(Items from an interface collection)
-----
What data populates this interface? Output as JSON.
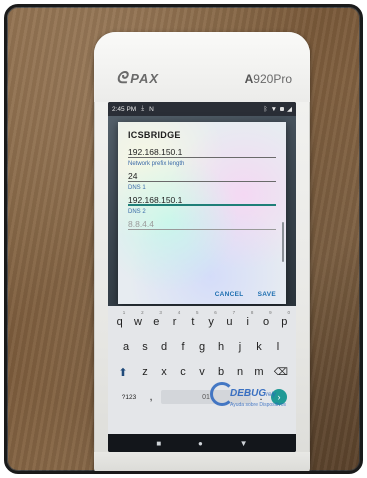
{
  "device": {
    "brand": "PAX",
    "model_letter": "A",
    "model_rest": "920Pro"
  },
  "statusbar": {
    "time": "2:45 PM",
    "indicators": [
      "download-icon",
      "nfc-icon"
    ],
    "right_icons": [
      "bluetooth-icon",
      "wifi-icon",
      "battery-icon",
      "signal-icon"
    ]
  },
  "dialog": {
    "title": "ICSBRIDGE",
    "fields": [
      {
        "label": "",
        "value": "192.168.150.1",
        "hint": false
      },
      {
        "label": "Network prefix length",
        "value": "24",
        "hint": false
      },
      {
        "label": "DNS 1",
        "value": "192.168.150.1",
        "hint": false
      },
      {
        "label": "DNS 2",
        "value": "8.8.4.4",
        "hint": true
      }
    ],
    "cancel_label": "CANCEL",
    "save_label": "SAVE"
  },
  "keyboard": {
    "row1": [
      {
        "k": "q",
        "n": "1"
      },
      {
        "k": "w",
        "n": "2"
      },
      {
        "k": "e",
        "n": "3"
      },
      {
        "k": "r",
        "n": "4"
      },
      {
        "k": "t",
        "n": "5"
      },
      {
        "k": "y",
        "n": "6"
      },
      {
        "k": "u",
        "n": "7"
      },
      {
        "k": "i",
        "n": "8"
      },
      {
        "k": "o",
        "n": "9"
      },
      {
        "k": "p",
        "n": "0"
      }
    ],
    "row2": [
      "a",
      "s",
      "d",
      "f",
      "g",
      "h",
      "j",
      "k",
      "l"
    ],
    "row3": [
      "z",
      "x",
      "c",
      "v",
      "b",
      "n",
      "m"
    ],
    "sym_label": "?123",
    "comma": ",",
    "space_label": "01",
    "period": ".",
    "shift_glyph": "⬆",
    "backspace_glyph": "⌫",
    "enter_glyph": "›"
  },
  "watermark": {
    "text": "DEBUG",
    "suffix": "rely",
    "sub": "Ayuda sobre Dispositivos"
  },
  "navbar": {
    "back": "■",
    "home": "●",
    "recents": "▼"
  }
}
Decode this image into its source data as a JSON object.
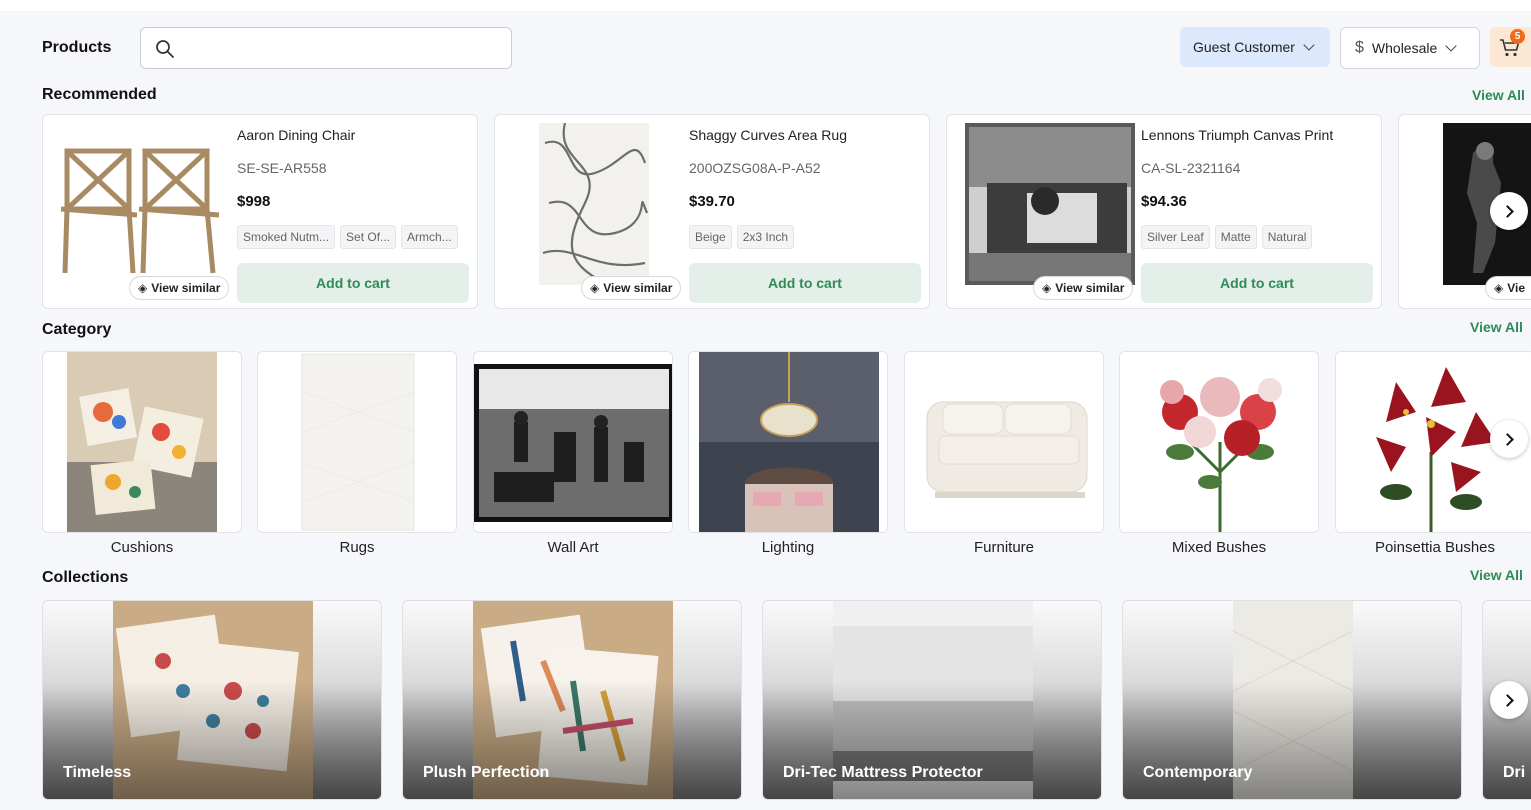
{
  "header": {
    "title": "Products",
    "search_placeholder": "",
    "customer": "Guest Customer",
    "price_mode": "Wholesale",
    "cart_count": "5"
  },
  "recommended": {
    "title": "Recommended",
    "view_all": "View All",
    "view_similar": "View similar",
    "add_to_cart": "Add to cart",
    "items": [
      {
        "name": "Aaron Dining Chair",
        "sku": "SE-SE-AR558",
        "price": "$998",
        "tags": [
          "Smoked Nutm...",
          "Set Of...",
          "Armch..."
        ]
      },
      {
        "name": "Shaggy Curves Area Rug",
        "sku": "200OZSG08A-P-A52",
        "price": "$39.70",
        "tags": [
          "Beige",
          "2x3 Inch"
        ]
      },
      {
        "name": "Lennons Triumph Canvas Print",
        "sku": "CA-SL-2321164",
        "price": "$94.36",
        "tags": [
          "Silver Leaf",
          "Matte",
          "Natural"
        ]
      },
      {
        "view_similar_partial": "Vie"
      }
    ]
  },
  "category": {
    "title": "Category",
    "view_all": "View All",
    "items": [
      "Cushions",
      "Rugs",
      "Wall Art",
      "Lighting",
      "Furniture",
      "Mixed Bushes",
      "Poinsettia Bushes"
    ]
  },
  "collections": {
    "title": "Collections",
    "view_all": "View All",
    "items": [
      "Timeless",
      "Plush Perfection",
      "Dri-Tec Mattress Protector",
      "Contemporary",
      "Dri"
    ]
  },
  "colors": {
    "accent_green": "#2e8b57",
    "guest_bg": "#dce8fb",
    "cart_bg": "#fbe7d2",
    "badge": "#f06a1a"
  }
}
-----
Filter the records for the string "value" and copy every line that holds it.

● RESPONSE BOX
        "value": "192.168.150.1",
        "value": "24",
        "value": "192.168.150.1",
        "value": "8.8.4.4",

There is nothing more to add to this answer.